The question has come up a few times lately about straight niacin (nicotinic acid) vs. slow release niacin, or inositol hexanicotinate (IHN). Some claim that there is conclusive evidence that IHN does not work at all for managing lipids. Well, that's not really the case.
Straight niacin is less expensive than IHN and has been the subject of a lot of very impressive research on lipid management. In some circles it is considered the gold standard, in fact, for cholesterol management, and is declared the treatment of choice for reducing blood lipids by the Expert Panel of the National Cholesterol Education Program (NCEP).

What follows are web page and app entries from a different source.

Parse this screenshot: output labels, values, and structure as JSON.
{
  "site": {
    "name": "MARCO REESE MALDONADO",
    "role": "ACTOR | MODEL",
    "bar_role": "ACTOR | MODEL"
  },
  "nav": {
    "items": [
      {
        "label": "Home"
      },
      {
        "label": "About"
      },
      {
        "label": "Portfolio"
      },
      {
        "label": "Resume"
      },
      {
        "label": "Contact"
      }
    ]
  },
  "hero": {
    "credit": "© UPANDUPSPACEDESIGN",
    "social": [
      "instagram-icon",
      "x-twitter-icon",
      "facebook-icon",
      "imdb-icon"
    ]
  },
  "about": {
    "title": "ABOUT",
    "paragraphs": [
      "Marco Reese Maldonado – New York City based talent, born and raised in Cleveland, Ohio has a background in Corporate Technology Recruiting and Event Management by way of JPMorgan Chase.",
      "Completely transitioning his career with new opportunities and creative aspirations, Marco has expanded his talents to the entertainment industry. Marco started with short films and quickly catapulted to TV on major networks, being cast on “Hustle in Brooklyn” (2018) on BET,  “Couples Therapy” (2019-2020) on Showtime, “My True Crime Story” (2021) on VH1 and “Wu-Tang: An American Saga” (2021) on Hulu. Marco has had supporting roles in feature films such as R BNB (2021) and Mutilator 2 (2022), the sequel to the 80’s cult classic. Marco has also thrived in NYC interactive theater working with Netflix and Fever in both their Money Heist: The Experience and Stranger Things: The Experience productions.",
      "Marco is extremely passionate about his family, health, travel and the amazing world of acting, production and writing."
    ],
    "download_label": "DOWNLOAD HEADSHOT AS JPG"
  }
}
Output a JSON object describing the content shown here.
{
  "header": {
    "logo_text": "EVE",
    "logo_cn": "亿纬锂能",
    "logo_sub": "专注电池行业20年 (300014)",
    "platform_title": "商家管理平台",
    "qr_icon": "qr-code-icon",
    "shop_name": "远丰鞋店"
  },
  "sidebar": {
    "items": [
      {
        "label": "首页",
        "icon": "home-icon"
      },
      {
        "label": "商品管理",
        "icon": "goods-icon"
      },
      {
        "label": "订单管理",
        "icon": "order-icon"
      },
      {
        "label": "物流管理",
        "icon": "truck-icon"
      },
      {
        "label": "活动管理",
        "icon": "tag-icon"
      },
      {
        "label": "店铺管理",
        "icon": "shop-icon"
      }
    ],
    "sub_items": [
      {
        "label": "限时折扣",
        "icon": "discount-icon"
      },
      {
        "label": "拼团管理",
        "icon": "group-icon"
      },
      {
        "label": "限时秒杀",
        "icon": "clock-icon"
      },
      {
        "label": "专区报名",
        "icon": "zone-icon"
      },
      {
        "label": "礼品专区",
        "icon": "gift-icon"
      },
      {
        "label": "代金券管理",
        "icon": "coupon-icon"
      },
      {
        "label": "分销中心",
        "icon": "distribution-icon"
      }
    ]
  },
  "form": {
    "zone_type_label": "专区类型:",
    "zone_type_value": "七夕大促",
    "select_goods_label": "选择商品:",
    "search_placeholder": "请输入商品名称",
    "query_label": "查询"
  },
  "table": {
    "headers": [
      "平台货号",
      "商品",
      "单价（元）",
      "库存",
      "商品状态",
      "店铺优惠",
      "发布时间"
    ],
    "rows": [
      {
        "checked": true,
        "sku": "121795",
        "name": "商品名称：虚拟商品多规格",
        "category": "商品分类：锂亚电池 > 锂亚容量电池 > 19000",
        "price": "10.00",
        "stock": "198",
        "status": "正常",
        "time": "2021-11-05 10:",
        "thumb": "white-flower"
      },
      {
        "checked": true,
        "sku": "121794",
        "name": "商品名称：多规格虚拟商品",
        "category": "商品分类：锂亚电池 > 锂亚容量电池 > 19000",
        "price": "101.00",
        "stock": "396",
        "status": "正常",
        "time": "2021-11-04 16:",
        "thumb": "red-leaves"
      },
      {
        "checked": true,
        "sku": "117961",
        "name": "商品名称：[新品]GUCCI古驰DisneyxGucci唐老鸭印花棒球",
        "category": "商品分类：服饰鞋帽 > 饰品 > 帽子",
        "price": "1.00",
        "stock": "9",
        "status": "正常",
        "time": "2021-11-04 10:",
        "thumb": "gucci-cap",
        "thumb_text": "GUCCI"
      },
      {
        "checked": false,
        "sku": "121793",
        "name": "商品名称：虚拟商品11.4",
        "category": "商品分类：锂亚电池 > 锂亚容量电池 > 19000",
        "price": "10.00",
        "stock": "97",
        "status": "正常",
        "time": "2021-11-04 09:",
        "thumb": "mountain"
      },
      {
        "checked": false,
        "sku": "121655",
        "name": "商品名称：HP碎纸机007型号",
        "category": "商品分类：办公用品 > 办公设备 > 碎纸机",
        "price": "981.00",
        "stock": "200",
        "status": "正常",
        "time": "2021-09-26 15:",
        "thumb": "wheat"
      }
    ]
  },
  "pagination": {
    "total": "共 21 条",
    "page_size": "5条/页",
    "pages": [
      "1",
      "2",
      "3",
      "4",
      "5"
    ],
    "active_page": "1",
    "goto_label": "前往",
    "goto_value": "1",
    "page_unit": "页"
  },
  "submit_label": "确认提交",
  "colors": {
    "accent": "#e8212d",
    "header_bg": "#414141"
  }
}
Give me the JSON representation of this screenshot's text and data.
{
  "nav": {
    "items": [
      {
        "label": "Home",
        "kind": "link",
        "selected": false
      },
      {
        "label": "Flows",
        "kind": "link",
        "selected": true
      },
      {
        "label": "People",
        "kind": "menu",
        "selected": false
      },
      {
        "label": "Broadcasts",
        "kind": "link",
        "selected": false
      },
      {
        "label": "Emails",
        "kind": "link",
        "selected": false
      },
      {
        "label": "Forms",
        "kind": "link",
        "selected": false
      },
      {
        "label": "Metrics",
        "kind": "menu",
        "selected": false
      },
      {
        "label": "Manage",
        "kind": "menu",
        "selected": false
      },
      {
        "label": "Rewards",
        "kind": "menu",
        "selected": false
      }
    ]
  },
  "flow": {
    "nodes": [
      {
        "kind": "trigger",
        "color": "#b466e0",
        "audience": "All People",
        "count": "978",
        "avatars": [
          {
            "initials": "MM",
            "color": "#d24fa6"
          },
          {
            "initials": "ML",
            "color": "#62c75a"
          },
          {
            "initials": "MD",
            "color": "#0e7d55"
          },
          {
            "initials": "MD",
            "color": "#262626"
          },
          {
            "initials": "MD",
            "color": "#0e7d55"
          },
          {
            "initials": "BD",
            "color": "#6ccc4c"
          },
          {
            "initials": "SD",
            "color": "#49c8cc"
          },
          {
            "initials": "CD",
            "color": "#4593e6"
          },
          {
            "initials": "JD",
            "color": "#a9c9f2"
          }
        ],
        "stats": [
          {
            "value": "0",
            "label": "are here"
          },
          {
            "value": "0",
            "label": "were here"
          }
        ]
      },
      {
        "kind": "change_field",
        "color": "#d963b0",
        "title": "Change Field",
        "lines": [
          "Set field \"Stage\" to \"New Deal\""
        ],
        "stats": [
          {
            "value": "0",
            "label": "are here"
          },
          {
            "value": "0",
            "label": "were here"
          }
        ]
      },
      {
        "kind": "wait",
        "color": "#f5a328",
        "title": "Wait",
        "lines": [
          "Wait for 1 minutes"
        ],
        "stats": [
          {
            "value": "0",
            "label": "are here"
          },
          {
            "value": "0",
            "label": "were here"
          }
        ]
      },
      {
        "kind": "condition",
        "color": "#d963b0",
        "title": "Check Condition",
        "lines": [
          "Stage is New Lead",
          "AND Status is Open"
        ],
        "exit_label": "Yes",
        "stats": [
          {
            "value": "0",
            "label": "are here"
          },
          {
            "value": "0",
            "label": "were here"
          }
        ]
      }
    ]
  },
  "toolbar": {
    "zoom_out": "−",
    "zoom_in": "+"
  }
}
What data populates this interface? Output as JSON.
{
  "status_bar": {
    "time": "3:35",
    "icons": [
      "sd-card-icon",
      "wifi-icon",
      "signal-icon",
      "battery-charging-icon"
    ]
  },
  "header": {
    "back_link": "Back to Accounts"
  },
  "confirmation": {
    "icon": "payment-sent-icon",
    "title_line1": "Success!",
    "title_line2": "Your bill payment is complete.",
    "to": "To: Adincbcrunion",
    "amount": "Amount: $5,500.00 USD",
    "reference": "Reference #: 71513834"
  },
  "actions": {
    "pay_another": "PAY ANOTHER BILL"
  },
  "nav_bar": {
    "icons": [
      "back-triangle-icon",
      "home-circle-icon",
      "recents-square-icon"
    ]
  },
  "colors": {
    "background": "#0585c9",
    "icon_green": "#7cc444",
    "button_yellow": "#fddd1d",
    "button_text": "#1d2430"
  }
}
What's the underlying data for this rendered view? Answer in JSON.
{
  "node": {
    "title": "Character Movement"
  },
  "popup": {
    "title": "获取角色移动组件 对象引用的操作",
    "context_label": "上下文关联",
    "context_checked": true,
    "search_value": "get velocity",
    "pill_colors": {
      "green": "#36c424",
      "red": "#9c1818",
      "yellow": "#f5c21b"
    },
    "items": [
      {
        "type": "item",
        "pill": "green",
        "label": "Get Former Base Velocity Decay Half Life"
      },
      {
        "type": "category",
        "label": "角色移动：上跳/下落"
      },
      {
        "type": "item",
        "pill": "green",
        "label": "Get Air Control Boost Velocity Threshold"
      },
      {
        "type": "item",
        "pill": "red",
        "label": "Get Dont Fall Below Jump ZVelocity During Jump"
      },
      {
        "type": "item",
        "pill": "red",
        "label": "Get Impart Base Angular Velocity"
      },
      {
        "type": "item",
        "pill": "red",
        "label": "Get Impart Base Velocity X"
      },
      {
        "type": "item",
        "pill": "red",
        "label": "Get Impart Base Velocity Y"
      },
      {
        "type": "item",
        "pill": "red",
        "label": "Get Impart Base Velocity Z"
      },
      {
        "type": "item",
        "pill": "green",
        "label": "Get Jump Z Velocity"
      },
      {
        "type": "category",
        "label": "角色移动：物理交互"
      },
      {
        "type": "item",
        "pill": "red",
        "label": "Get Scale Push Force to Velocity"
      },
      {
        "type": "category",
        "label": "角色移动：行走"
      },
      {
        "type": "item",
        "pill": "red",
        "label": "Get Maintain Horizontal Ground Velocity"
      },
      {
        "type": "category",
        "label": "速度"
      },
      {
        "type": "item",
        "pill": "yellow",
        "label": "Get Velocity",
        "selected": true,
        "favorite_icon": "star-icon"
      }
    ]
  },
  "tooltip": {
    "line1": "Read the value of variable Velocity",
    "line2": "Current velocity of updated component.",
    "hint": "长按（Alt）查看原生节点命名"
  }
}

However, the beef against niacin is that some people flush with it. I am one of those people, and let me tell you, a strong niacin flush is NO FUN! The "flush" is a burning, tingling sensation on the skin that is due to a temporary increase in prostaglandins leading to cutaneous vasodilation when too much is taken too soon. The flush is very temporary, but WOW! It can be very uncomfortable for some people who are sensitive to it. And some people like myself can't seem to get to the point where they eventually don't flush when using nicotinic acid.
Enter, then IHN, which does not reach maximum serum levels for 10 hours after ingestion and has practically zero flushing potential.
There is indeed some evidence that IHN has very little impact on overall cholesterol or LDL/HDL ratios. That evidence is by no means conclusive, however, especially when you compare it to the evidence showing that it does have benefit. (There is also "evidence" that fish oil and herbs have no benefit, after all, so...)
IHN consists of six molecules of niacin and one molecule of inositol. It is metabolized in the body into its component parts, allowing for the positive benefits associated with high doses of niacin without the many side effects. When administered orally, IHN results in a sustained increase in serum levels of free niacin and, in human studies, is better tolerated than regular niacin.
Studies showing that IHN improves lipid profiles date as far back as the early 1960s.1,2,3 An in vitro study showed that IHN was more effective than niacin in reducing hypercholesterolemia.4 When given to rabbits on a fatty diet, IHN resulted in normalization of all lipid fractions, including cholesterol.5 In humans, IHN has been shown by two research groups to produce a reduction in cholesterol that was even more profound than that produced by niacin.1
I have worked with practitioners for over two decades now who have used IHN extensively in their practices and have the lab results to prove that it does indeed work for many people. It might not be a 100% effective, but neither is straight niacin, and neither are statins.
Niacin supports healthy blood lipid levels via its inhibition of catecholamine stimulated lipolysis in adipose tissue, its affect on hepatic lipoprotein synthesis, and its support of healthy high-density lipoprotein levels. So whether by nicotinic acid or by IHN, niacin appears to be a great option in the battle against cardiovascular disease.
1. Welsh AL, Ede M. Inositol hexanicotinate for improve nicotinic acid therapy. Int Record Med. 1961;174:9-15. 2. Sommer H. Nicotinic acid levels in the blood and fibrinolysis under the influence of the hexanicotinic ester of m-inositol. Arzneim Forsch. 1975;15:1337. 3. Dorner VG, Fischer FW. The influence of m-inositol hexanicotinate ester on the serum lipids and lipoproteins. Arzneim Forsch. 1961;11:110-113. 4. El-Eneim AMA, Hafez YS, Salem H, Abdel M. The role of nicotinic acid and inositol hexanicotinate as anticholesterolemic and antilipemic agents. Nutr Reports Int. 1983;28:899-911.